WORK REQUIRED: Show every line of the data where the word "year" can be found.
── GIVEN INFORMATION
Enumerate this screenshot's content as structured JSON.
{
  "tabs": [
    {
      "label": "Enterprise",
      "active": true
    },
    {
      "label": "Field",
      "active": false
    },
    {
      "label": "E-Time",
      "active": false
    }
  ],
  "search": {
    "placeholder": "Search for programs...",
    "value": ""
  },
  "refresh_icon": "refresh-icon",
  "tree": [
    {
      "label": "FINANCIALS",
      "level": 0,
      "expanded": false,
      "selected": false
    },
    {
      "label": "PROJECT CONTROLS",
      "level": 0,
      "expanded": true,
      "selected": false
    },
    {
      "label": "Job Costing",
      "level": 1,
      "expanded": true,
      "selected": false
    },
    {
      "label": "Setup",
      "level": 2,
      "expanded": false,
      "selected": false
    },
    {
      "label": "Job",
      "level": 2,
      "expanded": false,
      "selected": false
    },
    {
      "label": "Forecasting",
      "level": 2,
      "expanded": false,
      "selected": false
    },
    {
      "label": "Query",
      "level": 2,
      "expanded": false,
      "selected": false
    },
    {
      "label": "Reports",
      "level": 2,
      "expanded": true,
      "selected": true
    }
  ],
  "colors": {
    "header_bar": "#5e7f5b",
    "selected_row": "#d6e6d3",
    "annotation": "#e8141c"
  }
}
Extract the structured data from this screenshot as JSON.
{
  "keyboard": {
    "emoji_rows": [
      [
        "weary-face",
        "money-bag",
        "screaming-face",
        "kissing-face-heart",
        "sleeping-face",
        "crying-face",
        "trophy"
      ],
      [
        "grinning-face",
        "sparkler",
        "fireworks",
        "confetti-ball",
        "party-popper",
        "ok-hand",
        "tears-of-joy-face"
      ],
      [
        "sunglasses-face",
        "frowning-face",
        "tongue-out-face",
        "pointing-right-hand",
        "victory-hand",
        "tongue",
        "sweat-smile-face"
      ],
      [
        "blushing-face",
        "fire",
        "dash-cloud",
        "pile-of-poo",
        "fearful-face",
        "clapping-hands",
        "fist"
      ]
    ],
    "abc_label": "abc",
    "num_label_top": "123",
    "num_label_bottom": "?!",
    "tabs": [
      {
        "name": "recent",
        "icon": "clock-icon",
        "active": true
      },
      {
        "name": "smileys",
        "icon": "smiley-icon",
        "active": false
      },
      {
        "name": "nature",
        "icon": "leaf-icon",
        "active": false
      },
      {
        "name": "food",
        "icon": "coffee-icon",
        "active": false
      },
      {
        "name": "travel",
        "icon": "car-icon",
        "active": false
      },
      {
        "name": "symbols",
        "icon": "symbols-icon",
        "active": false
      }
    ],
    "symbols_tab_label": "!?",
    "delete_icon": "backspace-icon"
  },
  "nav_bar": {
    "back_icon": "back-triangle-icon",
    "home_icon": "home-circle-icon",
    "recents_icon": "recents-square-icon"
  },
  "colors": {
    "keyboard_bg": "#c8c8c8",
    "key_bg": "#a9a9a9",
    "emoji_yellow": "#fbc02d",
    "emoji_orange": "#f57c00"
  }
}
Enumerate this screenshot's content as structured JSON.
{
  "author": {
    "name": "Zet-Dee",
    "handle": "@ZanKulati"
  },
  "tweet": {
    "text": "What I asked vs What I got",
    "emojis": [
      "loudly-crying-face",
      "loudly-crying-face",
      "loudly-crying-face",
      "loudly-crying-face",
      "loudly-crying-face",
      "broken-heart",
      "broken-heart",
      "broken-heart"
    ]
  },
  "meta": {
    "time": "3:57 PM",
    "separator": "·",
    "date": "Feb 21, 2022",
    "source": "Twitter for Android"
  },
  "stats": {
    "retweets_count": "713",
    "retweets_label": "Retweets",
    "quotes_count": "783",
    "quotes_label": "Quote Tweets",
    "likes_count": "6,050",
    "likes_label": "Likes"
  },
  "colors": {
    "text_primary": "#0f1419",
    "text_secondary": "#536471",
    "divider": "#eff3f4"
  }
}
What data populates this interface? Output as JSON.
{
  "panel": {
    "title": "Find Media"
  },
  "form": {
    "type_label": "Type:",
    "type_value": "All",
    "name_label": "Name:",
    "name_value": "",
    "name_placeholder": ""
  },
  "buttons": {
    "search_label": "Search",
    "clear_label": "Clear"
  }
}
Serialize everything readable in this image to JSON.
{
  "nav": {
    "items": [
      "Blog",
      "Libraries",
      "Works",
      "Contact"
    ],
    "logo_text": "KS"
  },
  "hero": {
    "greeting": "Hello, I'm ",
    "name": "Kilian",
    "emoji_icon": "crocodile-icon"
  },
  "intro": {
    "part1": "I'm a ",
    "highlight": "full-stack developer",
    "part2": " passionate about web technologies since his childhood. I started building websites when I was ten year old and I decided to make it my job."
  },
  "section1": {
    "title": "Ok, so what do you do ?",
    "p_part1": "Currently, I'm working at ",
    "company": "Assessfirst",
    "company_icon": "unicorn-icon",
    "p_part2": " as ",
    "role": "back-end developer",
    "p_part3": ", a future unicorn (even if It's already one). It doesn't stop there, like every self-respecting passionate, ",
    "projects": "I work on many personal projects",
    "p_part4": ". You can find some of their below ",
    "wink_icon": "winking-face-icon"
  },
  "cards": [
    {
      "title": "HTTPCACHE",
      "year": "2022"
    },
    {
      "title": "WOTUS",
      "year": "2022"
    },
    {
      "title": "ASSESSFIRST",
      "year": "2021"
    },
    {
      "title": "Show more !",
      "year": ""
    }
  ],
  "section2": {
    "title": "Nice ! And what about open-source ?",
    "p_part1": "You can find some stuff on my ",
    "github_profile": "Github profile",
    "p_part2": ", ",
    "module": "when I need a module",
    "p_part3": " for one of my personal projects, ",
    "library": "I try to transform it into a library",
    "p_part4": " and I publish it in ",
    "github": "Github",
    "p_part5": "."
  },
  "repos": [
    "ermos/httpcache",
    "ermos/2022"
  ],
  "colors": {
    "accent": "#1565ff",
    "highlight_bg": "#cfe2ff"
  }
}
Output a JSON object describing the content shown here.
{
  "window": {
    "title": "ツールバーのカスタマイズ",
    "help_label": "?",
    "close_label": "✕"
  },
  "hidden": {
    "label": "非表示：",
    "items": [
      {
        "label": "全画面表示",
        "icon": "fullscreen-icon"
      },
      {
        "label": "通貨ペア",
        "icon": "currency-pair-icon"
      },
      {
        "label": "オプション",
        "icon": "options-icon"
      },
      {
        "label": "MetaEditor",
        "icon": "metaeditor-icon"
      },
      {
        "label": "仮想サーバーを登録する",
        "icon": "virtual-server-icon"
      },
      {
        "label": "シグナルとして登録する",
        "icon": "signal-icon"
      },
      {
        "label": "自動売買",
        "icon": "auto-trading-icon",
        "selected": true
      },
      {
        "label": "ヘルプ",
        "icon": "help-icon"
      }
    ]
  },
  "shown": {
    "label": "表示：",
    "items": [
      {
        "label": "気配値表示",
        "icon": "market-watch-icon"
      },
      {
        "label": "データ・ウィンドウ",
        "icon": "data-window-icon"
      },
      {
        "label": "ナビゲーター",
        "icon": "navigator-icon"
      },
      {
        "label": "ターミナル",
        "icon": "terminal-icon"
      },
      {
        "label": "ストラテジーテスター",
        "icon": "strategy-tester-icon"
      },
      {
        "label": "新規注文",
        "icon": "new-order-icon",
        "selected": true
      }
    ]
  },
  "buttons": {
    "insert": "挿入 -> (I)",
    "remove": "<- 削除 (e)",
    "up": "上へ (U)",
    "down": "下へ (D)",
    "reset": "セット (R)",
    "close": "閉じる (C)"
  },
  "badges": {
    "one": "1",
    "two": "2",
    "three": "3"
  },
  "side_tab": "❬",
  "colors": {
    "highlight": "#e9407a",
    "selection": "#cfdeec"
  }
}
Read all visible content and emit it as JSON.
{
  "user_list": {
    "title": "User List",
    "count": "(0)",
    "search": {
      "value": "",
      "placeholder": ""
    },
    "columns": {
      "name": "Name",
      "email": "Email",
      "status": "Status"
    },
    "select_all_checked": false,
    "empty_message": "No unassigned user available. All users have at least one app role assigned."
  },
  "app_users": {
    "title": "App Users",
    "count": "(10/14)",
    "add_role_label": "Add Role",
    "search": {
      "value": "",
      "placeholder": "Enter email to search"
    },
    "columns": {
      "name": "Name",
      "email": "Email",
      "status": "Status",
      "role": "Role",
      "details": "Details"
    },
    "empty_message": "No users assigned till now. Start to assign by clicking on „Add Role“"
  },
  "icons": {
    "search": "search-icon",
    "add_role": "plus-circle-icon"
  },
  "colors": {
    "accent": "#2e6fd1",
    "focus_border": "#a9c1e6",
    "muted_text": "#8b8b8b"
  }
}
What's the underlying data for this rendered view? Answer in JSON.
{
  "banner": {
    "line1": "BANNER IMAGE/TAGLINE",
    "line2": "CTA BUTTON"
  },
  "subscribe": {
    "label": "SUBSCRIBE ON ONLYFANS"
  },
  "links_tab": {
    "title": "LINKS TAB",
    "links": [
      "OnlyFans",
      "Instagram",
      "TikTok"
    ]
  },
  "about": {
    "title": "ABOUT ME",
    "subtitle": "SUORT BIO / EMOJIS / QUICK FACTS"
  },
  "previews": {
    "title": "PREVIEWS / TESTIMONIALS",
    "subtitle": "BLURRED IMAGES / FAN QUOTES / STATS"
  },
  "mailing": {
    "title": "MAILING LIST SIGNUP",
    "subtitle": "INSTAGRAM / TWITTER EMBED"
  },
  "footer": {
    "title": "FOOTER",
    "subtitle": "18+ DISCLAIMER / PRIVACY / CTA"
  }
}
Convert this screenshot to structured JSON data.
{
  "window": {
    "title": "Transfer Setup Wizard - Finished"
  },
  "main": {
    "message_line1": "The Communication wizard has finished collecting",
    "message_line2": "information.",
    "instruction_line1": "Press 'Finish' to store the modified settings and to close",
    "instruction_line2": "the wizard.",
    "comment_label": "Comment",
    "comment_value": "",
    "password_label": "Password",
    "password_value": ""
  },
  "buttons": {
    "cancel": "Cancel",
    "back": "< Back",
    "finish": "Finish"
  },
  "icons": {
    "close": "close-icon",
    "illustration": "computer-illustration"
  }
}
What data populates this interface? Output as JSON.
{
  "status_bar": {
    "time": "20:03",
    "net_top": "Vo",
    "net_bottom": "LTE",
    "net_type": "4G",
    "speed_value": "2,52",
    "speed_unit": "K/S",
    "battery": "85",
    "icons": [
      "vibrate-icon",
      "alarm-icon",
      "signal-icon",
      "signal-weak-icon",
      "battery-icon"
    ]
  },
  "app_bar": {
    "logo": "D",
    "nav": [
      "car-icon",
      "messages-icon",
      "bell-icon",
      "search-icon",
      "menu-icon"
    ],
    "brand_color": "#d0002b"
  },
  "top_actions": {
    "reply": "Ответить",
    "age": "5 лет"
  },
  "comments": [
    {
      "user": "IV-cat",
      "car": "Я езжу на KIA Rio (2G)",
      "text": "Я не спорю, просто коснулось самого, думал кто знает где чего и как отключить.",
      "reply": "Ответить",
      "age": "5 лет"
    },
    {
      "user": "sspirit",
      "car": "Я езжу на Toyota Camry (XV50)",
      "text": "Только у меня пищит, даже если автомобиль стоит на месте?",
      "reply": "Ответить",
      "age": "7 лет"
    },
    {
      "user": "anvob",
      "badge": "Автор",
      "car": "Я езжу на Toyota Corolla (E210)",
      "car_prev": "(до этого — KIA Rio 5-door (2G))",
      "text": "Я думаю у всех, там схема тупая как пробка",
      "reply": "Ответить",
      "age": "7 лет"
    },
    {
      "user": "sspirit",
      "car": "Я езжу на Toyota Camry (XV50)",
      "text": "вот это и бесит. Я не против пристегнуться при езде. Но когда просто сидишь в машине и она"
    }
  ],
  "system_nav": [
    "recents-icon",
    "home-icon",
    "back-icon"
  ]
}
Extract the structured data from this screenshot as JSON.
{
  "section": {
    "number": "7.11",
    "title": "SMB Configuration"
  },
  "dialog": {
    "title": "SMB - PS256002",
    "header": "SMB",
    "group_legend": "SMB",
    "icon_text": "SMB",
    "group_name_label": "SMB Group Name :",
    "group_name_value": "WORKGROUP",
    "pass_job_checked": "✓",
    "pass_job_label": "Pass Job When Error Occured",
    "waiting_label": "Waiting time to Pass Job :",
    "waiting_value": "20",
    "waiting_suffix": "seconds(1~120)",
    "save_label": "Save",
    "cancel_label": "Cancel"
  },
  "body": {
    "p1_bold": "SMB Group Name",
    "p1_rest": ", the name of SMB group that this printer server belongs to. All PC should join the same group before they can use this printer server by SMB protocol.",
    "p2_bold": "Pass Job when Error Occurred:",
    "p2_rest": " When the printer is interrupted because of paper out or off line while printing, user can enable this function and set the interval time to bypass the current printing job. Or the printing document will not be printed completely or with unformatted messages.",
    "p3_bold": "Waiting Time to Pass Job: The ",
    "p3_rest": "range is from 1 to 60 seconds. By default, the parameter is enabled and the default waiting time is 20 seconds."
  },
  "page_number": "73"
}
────
OUTPUT OF THE TASK:
    "part2": " passionate about web technologies since his childhood. I started building websites when I was ten year old and I decided to make it my job."
      "year": "2022"
      "year": "2022"
      "year": "2021"
      "year": ""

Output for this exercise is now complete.